## EXERCISE DIRECTIONS
Write out every record below exactly, so that nothing differs from what is shown.

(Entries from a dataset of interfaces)
= = = = =
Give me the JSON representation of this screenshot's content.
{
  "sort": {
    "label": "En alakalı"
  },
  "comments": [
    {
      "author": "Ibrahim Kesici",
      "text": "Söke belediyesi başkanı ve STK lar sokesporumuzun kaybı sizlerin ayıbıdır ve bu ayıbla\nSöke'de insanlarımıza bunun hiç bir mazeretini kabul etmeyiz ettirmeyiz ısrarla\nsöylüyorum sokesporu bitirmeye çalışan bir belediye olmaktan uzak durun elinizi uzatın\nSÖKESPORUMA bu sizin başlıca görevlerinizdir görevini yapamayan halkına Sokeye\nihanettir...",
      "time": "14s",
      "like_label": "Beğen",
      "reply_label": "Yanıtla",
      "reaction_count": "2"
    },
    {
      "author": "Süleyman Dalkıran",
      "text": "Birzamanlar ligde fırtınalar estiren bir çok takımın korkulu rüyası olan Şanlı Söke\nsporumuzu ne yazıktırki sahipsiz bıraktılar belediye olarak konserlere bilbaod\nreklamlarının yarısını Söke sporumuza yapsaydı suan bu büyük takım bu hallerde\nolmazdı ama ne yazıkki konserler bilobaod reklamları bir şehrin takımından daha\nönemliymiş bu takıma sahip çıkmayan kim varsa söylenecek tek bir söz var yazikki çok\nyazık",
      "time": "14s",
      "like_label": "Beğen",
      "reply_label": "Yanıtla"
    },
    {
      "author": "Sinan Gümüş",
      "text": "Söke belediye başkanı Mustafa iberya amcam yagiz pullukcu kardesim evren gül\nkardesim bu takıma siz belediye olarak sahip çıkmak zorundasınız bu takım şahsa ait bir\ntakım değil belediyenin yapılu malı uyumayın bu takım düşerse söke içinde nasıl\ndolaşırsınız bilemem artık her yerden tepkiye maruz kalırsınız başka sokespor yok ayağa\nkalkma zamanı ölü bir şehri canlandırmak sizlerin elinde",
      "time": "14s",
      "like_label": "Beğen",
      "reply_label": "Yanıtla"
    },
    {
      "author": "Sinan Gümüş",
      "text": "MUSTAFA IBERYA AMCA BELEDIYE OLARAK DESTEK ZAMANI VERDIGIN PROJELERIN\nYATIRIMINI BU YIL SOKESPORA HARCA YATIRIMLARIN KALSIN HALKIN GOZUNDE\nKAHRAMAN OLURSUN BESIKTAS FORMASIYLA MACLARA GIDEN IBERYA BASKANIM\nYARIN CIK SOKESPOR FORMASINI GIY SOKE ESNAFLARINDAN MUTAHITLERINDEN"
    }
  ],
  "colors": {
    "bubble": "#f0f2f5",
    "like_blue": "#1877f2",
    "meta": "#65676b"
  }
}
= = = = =
## ANSWER BELOW
Give me the JSON representation of this screenshot's content.
{
  "sort": {
    "label": "En alakalı"
  },
  "comments": [
    {
      "author": "Ibrahim Kesici",
      "text": "Söke belediyesi başkanı ve STK lar sokesporumuzun kaybı sizlerin ayıbıdır ve bu ayıbla\nSöke'de insanlarımıza bunun hiç bir mazeretini kabul etmeyiz ettirmeyiz ısrarla\nsöylüyorum sokesporu bitirmeye çalışan bir belediye olmaktan uzak durun elinizi uzatın\nSÖKESPORUMA bu sizin başlıca görevlerinizdir görevini yapamayan halkına Sokeye\nihanettir...",
      "time": "14s",
      "like_label": "Beğen",
      "reply_label": "Yanıtla",
      "reaction_count": "2"
    },
    {
      "author": "Süleyman Dalkıran",
      "text": "Birzamanlar ligde fırtınalar estiren bir çok takımın korkulu rüyası olan Şanlı Söke\nsporumuzu ne yazıktırki sahipsiz bıraktılar belediye olarak konserlere bilbaod\nreklamlarının yarısını Söke sporumuza yapsaydı suan bu büyük takım bu hallerde\nolmazdı ama ne yazıkki konserler bilobaod reklamları bir şehrin takımından daha\nönemliymiş bu takıma sahip çıkmayan kim varsa söylenecek tek bir söz var yazikki çok\nyazık",
      "time": "14s",
      "like_label": "Beğen",
      "reply_label": "Yanıtla"
    },
    {
      "author": "Sinan Gümüş",
      "text": "Söke belediye başkanı Mustafa iberya amcam yagiz pullukcu kardesim evren gül\nkardesim bu takıma siz belediye olarak sahip çıkmak zorundasınız bu takım şahsa ait bir\ntakım değil belediyenin yapılu malı uyumayın bu takım düşerse söke içinde nasıl\ndolaşırsınız bilemem artık her yerden tepkiye maruz kalırsınız başka sokespor yok ayağa\nkalkma zamanı ölü bir şehri canlandırmak sizlerin elinde",
      "time": "14s",
      "like_label": "Beğen",
      "reply_label": "Yanıtla"
    },
    {
      "author": "Sinan Gümüş",
      "text": "MUSTAFA IBERYA AMCA BELEDIYE OLARAK DESTEK ZAMANI VERDIGIN PROJELERIN\nYATIRIMINI BU YIL SOKESPORA HARCA YATIRIMLARIN KALSIN HALKIN GOZUNDE\nKAHRAMAN OLURSUN BESIKTAS FORMASIYLA MACLARA GIDEN IBERYA BASKANIM\nYARIN CIK SOKESPOR FORMASINI GIY SOKE ESNAFLARINDAN MUTAHITLERINDEN"
    }
  ],
  "colors": {
    "bubble": "#f0f2f5",
    "like_blue": "#1877f2",
    "meta": "#65676b"
  }
}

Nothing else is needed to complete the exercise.